Financing your business from your retirement accounts

Because people have always thought of their retirement plans as “untouchable”, the practice of using retirement funds as a source of business capital may seem unusual.

Actually, the federal pension laws allow entrepreneurs to transfer funds from a qualified plan, like a 401(k)or an IRA, into the Pension Transfer Trust Plan. The Pension Transfer Trust Plan is then allowed to purchase stock in a closely-held corporation as long as the IRC and other rules are followed.

With the significant accumulation in 401(k) plans in the last twenty years, the concept of using retirement money to fund a new business has become increasingly popular.

The ERISA Act of 1974

The Pension Transfer Trust Plan is designed in accordance with ERISA Sections 407(b)(1) and 409(e) as a statutory exemption to the prohibited transaction rules under IRS Code Section 4975. For over 30 years now, taxpayers have been allowed to transfer funds from a qualified plan into a new pension plan.
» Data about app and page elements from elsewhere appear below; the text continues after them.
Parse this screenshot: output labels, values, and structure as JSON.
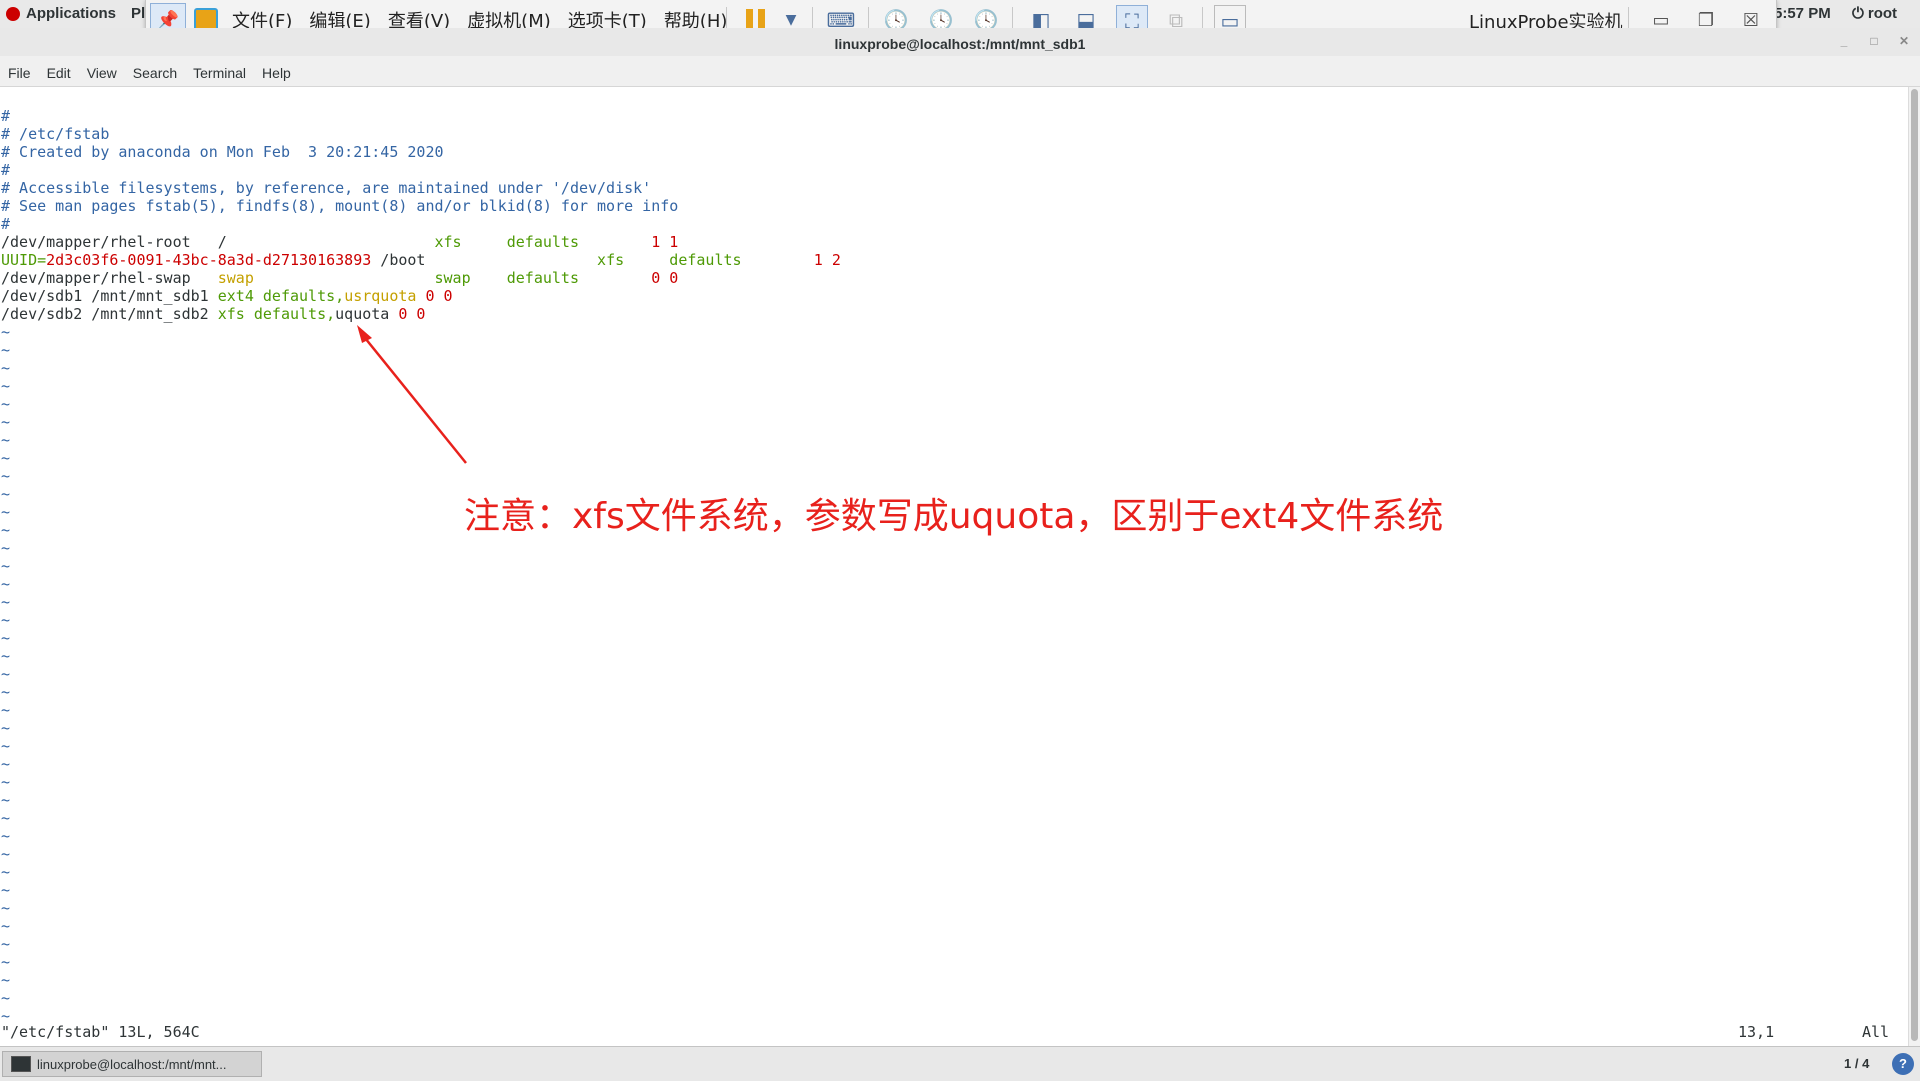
{
  "topbar": {
    "applications": "Applications",
    "places": "Pl",
    "clock": "5:57 PM",
    "user": "root"
  },
  "vmware": {
    "menus": [
      "文件(F)",
      "编辑(E)",
      "查看(V)",
      "虚拟机(M)",
      "选项卡(T)",
      "帮助(H)"
    ],
    "title": "LinuxProbe实验机"
  },
  "terminal": {
    "title": "linuxprobe@localhost:/mnt/mnt_sdb1",
    "menu": [
      "File",
      "Edit",
      "View",
      "Search",
      "Terminal",
      "Help"
    ]
  },
  "file_lines": [
    [
      {
        "t": "#",
        "c": "com"
      }
    ],
    [
      {
        "t": "# /etc/fstab",
        "c": "com"
      }
    ],
    [
      {
        "t": "# Created by anaconda on Mon Feb  3 20:21:45 2020",
        "c": "com"
      }
    ],
    [
      {
        "t": "#",
        "c": "com"
      }
    ],
    [
      {
        "t": "# Accessible filesystems, by reference, are maintained under '/dev/disk'",
        "c": "com"
      }
    ],
    [
      {
        "t": "# See man pages fstab(5), findfs(8), mount(8) and/or blkid(8) for more info",
        "c": "com"
      }
    ],
    [
      {
        "t": "#",
        "c": "com"
      }
    ],
    [
      {
        "t": "/dev/mapper/rhel-root   /                       ",
        "c": ""
      },
      {
        "t": "xfs     defaults        ",
        "c": "grn"
      },
      {
        "t": "1 1",
        "c": "red"
      }
    ],
    [
      {
        "t": "UUID=",
        "c": "grn"
      },
      {
        "t": "2d3c03f6-0091-43bc-8a3d-d27130163893",
        "c": "red"
      },
      {
        "t": " /boot                   ",
        "c": ""
      },
      {
        "t": "xfs     defaults        ",
        "c": "grn"
      },
      {
        "t": "1 2",
        "c": "red"
      }
    ],
    [
      {
        "t": "/dev/mapper/rhel-swap   ",
        "c": ""
      },
      {
        "t": "swap",
        "c": "org"
      },
      {
        "t": "                    ",
        "c": ""
      },
      {
        "t": "swap    defaults        ",
        "c": "grn"
      },
      {
        "t": "0 0",
        "c": "red"
      }
    ],
    [
      {
        "t": "/dev/sdb1 /mnt/mnt_sdb1 ",
        "c": ""
      },
      {
        "t": "ext4 defaults,",
        "c": "grn"
      },
      {
        "t": "usrquota",
        "c": "org"
      },
      {
        "t": " ",
        "c": ""
      },
      {
        "t": "0 0",
        "c": "red"
      }
    ],
    [
      {
        "t": "/dev/sdb2 /mnt/mnt_sdb2 ",
        "c": ""
      },
      {
        "t": "xfs defaults,",
        "c": "grn"
      },
      {
        "t": "uquota",
        "c": ""
      },
      {
        "t": " ",
        "c": ""
      },
      {
        "t": "0 0",
        "c": "red"
      }
    ]
  ],
  "tilde": "~",
  "tilde_count": 39,
  "status": {
    "file_info": "\"/etc/fstab\" 13L, 564C",
    "position": "13,1",
    "scroll": "All"
  },
  "taskbar": {
    "task_label": "linuxprobe@localhost:/mnt/mnt...",
    "workspace": "1 / 4",
    "help": "?"
  },
  "annotation": "注意：xfs文件系统，参数写成uquota，区别于ext4文件系统"
}
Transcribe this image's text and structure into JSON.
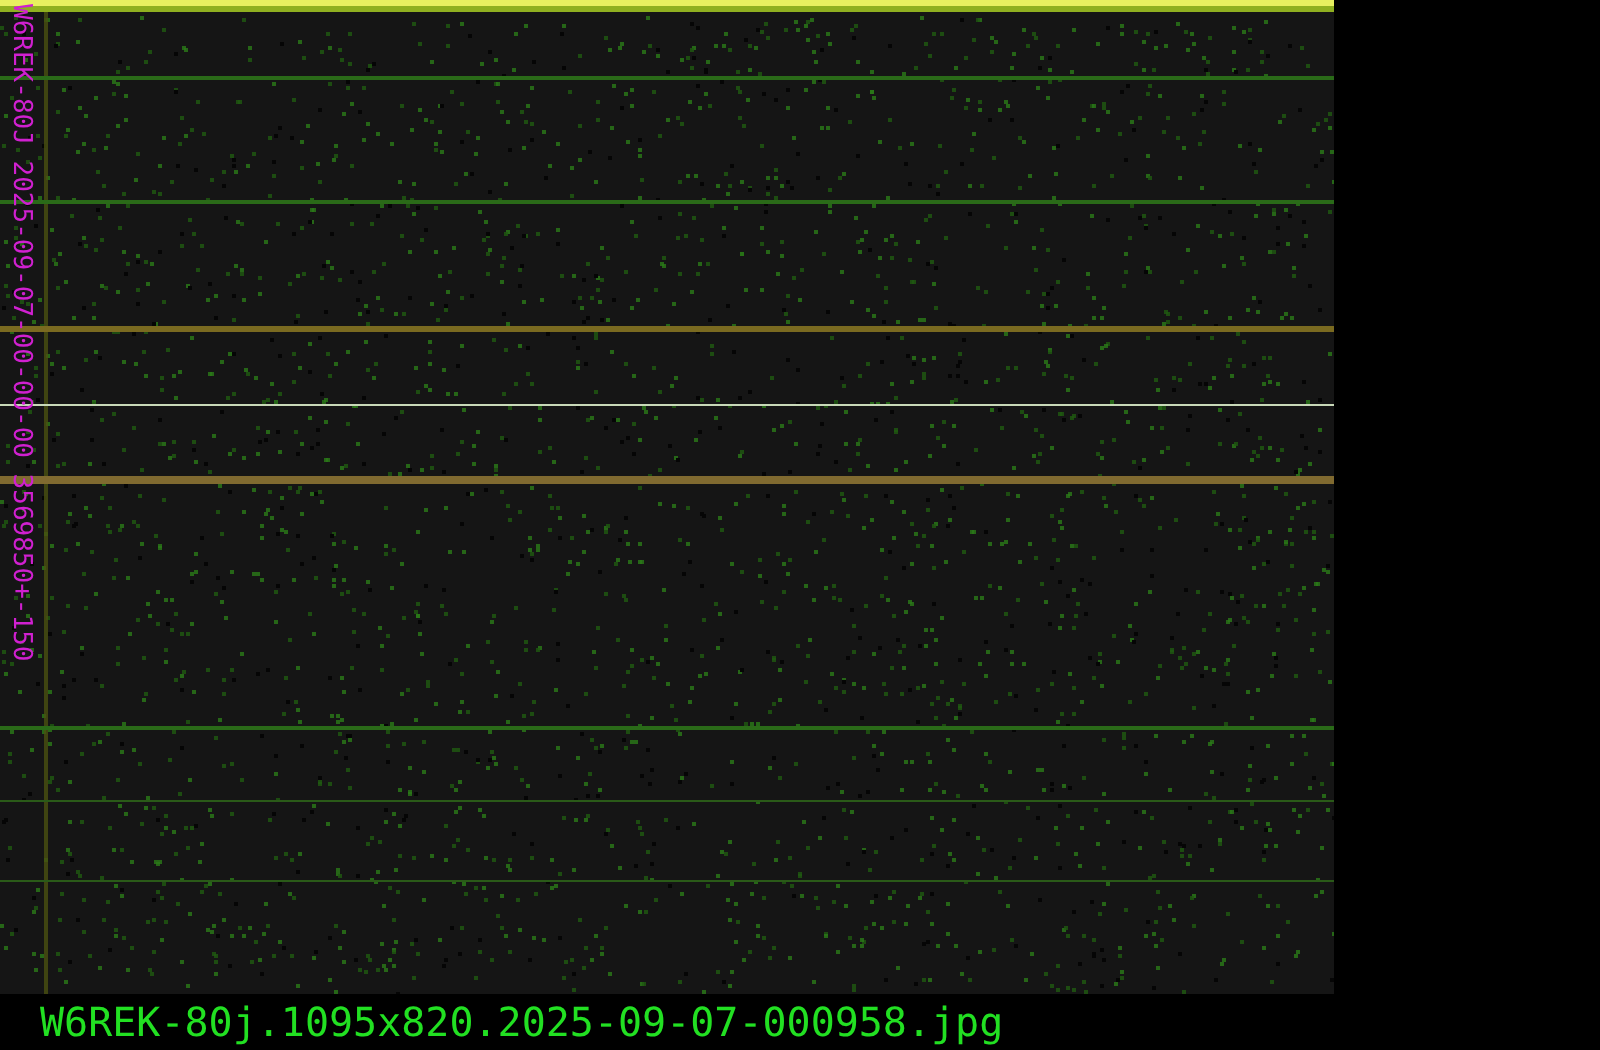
{
  "spectrogram": {
    "side_label": "W6REK-80J 2025-09-07-00-00-00 3569850+-150"
  },
  "caption": {
    "filename": "W6REK-80j.1095x820.2025-09-07-000958.jpg"
  }
}
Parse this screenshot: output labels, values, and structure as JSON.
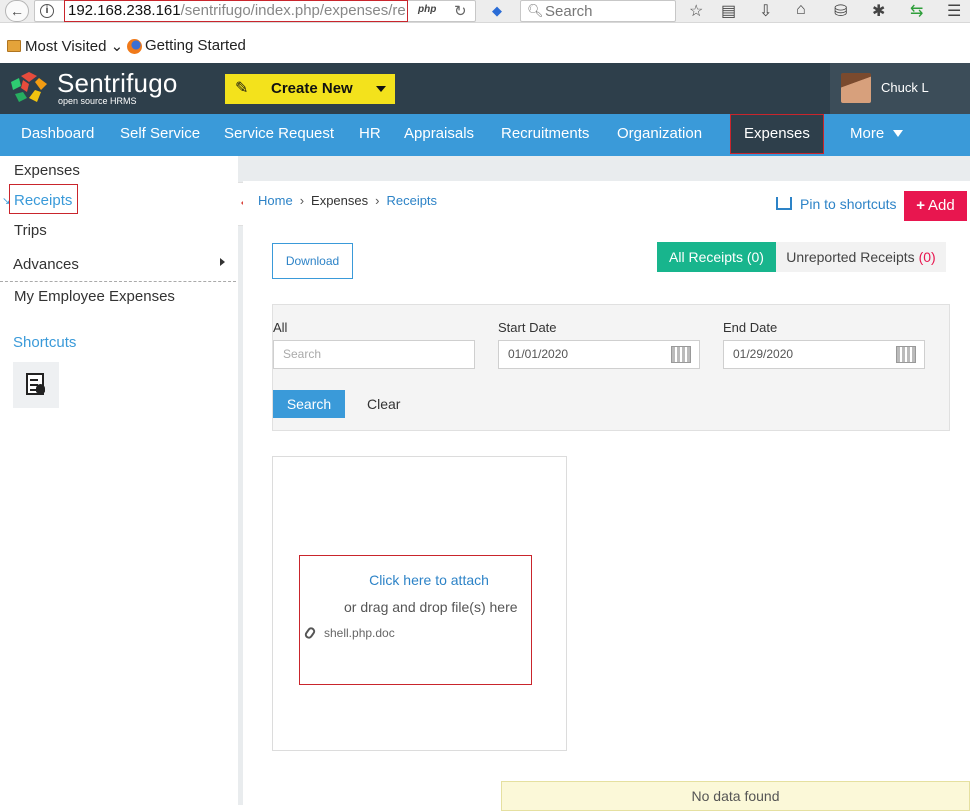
{
  "browser": {
    "url_host": "192.168.238.161",
    "url_path": "/sentrifugo/index.php/expenses/re",
    "php_badge": "php",
    "search_placeholder": "Search",
    "bookmarks": [
      "Most Visited",
      "Getting Started"
    ]
  },
  "header": {
    "brand": "Sentrifugo",
    "brand_sub": "open source HRMS",
    "create_new": "Create New",
    "user_name": "Chuck L"
  },
  "nav": {
    "items": [
      "Dashboard",
      "Self Service",
      "Service Request",
      "HR",
      "Appraisals",
      "Recruitments",
      "Organization",
      "Expenses",
      "More"
    ],
    "active": "Expenses"
  },
  "sidebar": {
    "items": [
      "Expenses",
      "Receipts",
      "Trips",
      "Advances",
      "My Employee Expenses"
    ],
    "active": "Receipts",
    "shortcuts_label": "Shortcuts"
  },
  "breadcrumb": {
    "home": "Home",
    "section": "Expenses",
    "current": "Receipts"
  },
  "actions": {
    "pin": "Pin to shortcuts",
    "add": "Add",
    "download": "Download"
  },
  "tabs": {
    "all_label": "All Receipts (0)",
    "unreported_label": "Unreported Receipts",
    "unreported_count": "(0)"
  },
  "filters": {
    "all_label": "All",
    "search_placeholder": "Search",
    "start_label": "Start Date",
    "start_value": "01/01/2020",
    "end_label": "End Date",
    "end_value": "01/29/2020",
    "search_btn": "Search",
    "clear_btn": "Clear"
  },
  "upload": {
    "attach": "Click here to attach",
    "drag": "or drag and drop file(s) here",
    "file_name": "shell.php.doc"
  },
  "status": {
    "no_data": "No data found"
  },
  "colors": {
    "primary": "#3a9ad9",
    "header": "#2e3f4b",
    "create_new": "#f3e21c",
    "add": "#e8164f",
    "tab_active": "#18b58d",
    "highlight": "#c9252c"
  }
}
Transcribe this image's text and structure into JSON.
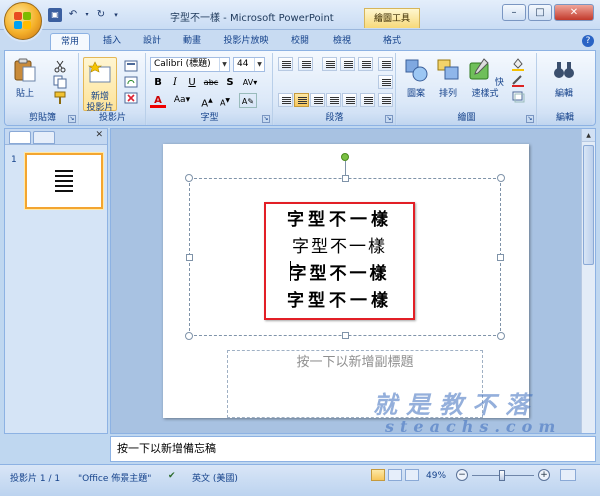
{
  "window": {
    "title": "字型不一樣 - Microsoft PowerPoint",
    "contextual_tab_group": "繪圖工具",
    "minimize": "–",
    "restore": "□",
    "close": "✕"
  },
  "tabs": [
    "常用",
    "插入",
    "設計",
    "動畫",
    "投影片放映",
    "校閱",
    "檢視",
    "格式"
  ],
  "active_tab": "常用",
  "ribbon": {
    "clipboard": {
      "label": "剪貼簿",
      "paste": "貼上"
    },
    "slides": {
      "label": "投影片",
      "new_slide": "新增",
      "new_slide2": "投影片 ▾"
    },
    "font": {
      "label": "字型",
      "font_name": "Calibri (標題)",
      "font_size": "44"
    },
    "paragraph": {
      "label": "段落"
    },
    "drawing": {
      "label": "繪圖",
      "shapes": "圖案",
      "arrange": "排列",
      "quick_styles": "快速樣式"
    },
    "editing": {
      "label": "編輯",
      "editing": "編輯"
    }
  },
  "slide_panel": {
    "slide_number": "1"
  },
  "slide": {
    "title_lines": [
      "字型不一樣",
      "字型不一樣",
      "字型不一樣",
      "字型不一樣"
    ],
    "subtitle_placeholder": "按一下以新增副標題"
  },
  "notes": {
    "placeholder": "按一下以新增備忘稿"
  },
  "statusbar": {
    "slide_info": "投影片 1 / 1",
    "theme": "\"Office 佈景主題\"",
    "language": "英文 (美國)",
    "zoom": "49%"
  },
  "watermark": {
    "cn": "就是教不落",
    "url": "steachs.com"
  },
  "colors": {
    "accent": "#15428b",
    "title_frame": "#e21f26",
    "selected_thumb": "#f3a530"
  }
}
The new pension plan is then allowed to purchase stock in a closely-held business under specific guidelines provided by the IRS and the Department of Labor. Proceeds from the sale of this stock can then be used for small business funding, franchise financing, as equity for a SBA business loan, or for other business purposes.

These laws mean a taxpayer can transfer qualified funds into a new pension plan to invest in a business, through the purchase of privately-held stock, without triggering early distribution taxes and penalties.*

Favorable Determination Letter from the IRS

The Pension Transfer Trust Plan has received favorable letters of determination from the IRS multiple times indicating that the plan document satisfies applicable tax-qualification requirements. A copy of the most recent one is available by clicking here.

Department of Labor Letter Ruling

In the DOL’s Advisory Opinion 96-08A issued in June 1996, they advised the purchase of qualifying employer securities by an eligible individual account plan is exempt from prohibited transaction treatment if certain conditions are met.


There is an exemption to the “prohibited transaction rules” in Internal Revenue Code section 4975 that allows your new pension plan to purchase “qualifying employer securities”. Your CPA or attorney can easily confirm IRC 4975(d)(13) and ERISA 408(e).

  1. IRC 4975(d)(13) and ERISA 408(e): A profit sharing plan can purchase “Qualifying Employer Securities” without being in violation of the prohibited transaction rules.
  2. IRC 4975(e)(8): Definition of Qualifying Employer Securities includes stock of the Employer.
  3. ERISA 408(e): A plan’s acquisition of “Qualifying Employer Securities” which is otherwise a prohibited transaction is exempted from ERISA’s prohibited transaction rules and its limitations if certain conditions are met: the acquisition or sale is for “adequate consideration” (ERISA 408(e)(1)); the plan is an “eligible” defined contribution plan (ERISA 408(e)(3)(A).
  4. ERISA 407(b)(1): ERISA’s limitation on the acquisition and holding of Qualifying Employer Securities (normally 10% of plan assets) does not apply to “eligible individual account plans” (ERISA 407(b)(1)). In addition, these plans do not violate ERISA’s diversification and, to the extent it requires diversification, prudence requirements (ERISA 404(a)(2).
  5. ERISA 407(d)(3): As long as it includes appropriate plan language, a profit sharing plan is an “eligible individual account plan” for purposes of the exemption from the 10% limitation on acquiring and holding employer securities.



  1. Participation: Allow each eligible employee to participate in the Plan.
  2. Diversification: If at all possible, do not invest all of the funds into Qualifying Employer Securities. Invest a significant portion into other traditional investments. However, diversification may also be achieved through subsequent annual contributions.
  3. Fair Market Value: You must have some method of reasonably ascertaining a Fair Market Value for the transaction and subsequent valuations for participant accounting purposes.
  4. “Substantial and recurring” contributions: This means your new pension plan will take the place of your old 401(k) or Rollover IRA and that you plan to put money away each year in the form of annual contributions, as much as you can afford to put into tax-free savings.
  5. Sponsor must be a C-corporation: The stock must not be Subchapter-S stock because a retirement trust cannot be a shareholder of a Subchapter-S corporation. An LLC does not issue stock like a C-corporation does, so the plan cannot invest in and be a member of an LLC and still meet the requirements to qualify under the ERISA 408(e) exemption.

* Note: Because the taxpayer is using direct rollover money to purchase shares of stock in his new business, there is no withdrawal; therefore, there will not be a penalty or tax due on the transaction. Retirement plan assets are not being used to run the business, instead, cash proceeds from the sale of stock from the business to the plan are used to run the business. Therefore, the plan owns the shares in the business and so long as the shares are not distributed or liquidated from the Trust, the rollover remains sheltered from taxes by the trust provisions of IRS section 501(a).